SI: What are the main projects that Oxfam and other agencies are now involved in?
MB: At Oxfam, we’re working mostly in [the cities of] Rafah and Khan Younis. We’ve recently completed a project to install a piped sewer main in Tel al-Sultan. We were lucky that materials entered in April and May. And in Khan Younis we are considering a pilot project to build an innovative wastewater treatment plant for a small area, where treated wastewater could be used for agriculture. The need for that is driven for that by the fact that big projects can’t happen. There should be a large wastewater treatment plant built to the east of Khan Younis, and that project has been delayed and delayed, which is why organizations like Oxfam are now having to take an emergency approach to the wastewater situation.
There are projects going on to try and improve overall water coverage, because some areas are suffering from decrepit pipes. A lot of problems now are not due to [Israel’s invasion of Gaza in winter 2008-09 dubbed] “Operation Cast Lead.” They’re down to the overall deterioration of things over time. More than 45 percent of all water in Gaza is leaking into the ground. Compare that with the 2006 scandal around Thames Water in the UK where a leakage rate of about 33 percent caused people and the authorities to react very strongly. So there’s a very high level of leakage and we would like to be able to tackle that waste. If we had pipes and water meters, we’d put water meters on major trunk lines so we could see where the leaks were, and then tackle it if we could get hold of the pipes. At the moment there is one pipe factory in Gaza which is producing, but there are knotty problems for aid agencies about the legalities of buying pipes when you are unsure if the raw materials entered Gaza through the tunnels. It’s a not a simple problem.
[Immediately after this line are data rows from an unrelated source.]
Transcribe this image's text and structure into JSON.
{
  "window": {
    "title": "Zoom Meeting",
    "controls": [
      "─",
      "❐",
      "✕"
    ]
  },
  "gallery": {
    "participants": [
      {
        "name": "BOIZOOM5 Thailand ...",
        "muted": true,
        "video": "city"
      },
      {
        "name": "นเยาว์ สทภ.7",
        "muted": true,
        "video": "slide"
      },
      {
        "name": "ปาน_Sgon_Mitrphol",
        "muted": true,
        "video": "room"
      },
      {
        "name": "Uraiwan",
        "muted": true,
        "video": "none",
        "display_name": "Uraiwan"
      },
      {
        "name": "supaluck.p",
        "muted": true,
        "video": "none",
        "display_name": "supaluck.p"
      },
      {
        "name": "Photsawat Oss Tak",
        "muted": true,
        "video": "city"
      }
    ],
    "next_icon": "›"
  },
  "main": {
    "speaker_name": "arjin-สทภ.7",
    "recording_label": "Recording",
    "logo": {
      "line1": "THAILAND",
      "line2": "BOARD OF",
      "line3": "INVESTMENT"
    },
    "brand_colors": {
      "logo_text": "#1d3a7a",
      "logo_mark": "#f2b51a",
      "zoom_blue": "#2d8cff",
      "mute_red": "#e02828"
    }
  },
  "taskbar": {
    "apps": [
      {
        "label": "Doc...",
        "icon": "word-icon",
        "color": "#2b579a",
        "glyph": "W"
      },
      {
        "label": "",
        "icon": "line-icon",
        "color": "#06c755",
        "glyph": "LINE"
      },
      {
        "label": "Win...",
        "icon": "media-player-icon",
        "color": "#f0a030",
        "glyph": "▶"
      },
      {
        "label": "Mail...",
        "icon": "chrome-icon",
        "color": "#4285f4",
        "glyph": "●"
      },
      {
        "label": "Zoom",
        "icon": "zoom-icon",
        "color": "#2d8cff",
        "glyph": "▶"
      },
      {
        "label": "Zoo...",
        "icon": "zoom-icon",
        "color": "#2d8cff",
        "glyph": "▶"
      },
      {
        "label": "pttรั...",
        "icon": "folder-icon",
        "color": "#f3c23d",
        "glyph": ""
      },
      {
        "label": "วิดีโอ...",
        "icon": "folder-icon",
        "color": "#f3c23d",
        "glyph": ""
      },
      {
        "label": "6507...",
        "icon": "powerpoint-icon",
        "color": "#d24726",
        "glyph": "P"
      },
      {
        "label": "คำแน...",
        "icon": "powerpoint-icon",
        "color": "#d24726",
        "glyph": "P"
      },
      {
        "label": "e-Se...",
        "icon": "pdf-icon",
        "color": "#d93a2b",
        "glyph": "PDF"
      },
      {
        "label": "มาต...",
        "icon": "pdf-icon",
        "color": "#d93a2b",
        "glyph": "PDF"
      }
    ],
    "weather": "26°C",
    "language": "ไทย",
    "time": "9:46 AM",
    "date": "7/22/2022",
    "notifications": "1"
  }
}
Sarah Irving (www.sarahirving.net,” is a freelance writer. She worked with the International Solidarity Movement in the occupied West Bank in 2001-02 and with Olive Co-op, promoting fair trade Palestinian products and solidarity visits, in 2004-06. She now writes full-time on a range of issues, including Palestine. Her first book, Gaza: Beneath the Bombs “Pluto Press - Gaza,” co-authored with Sharyn Lock, was published in January 2010.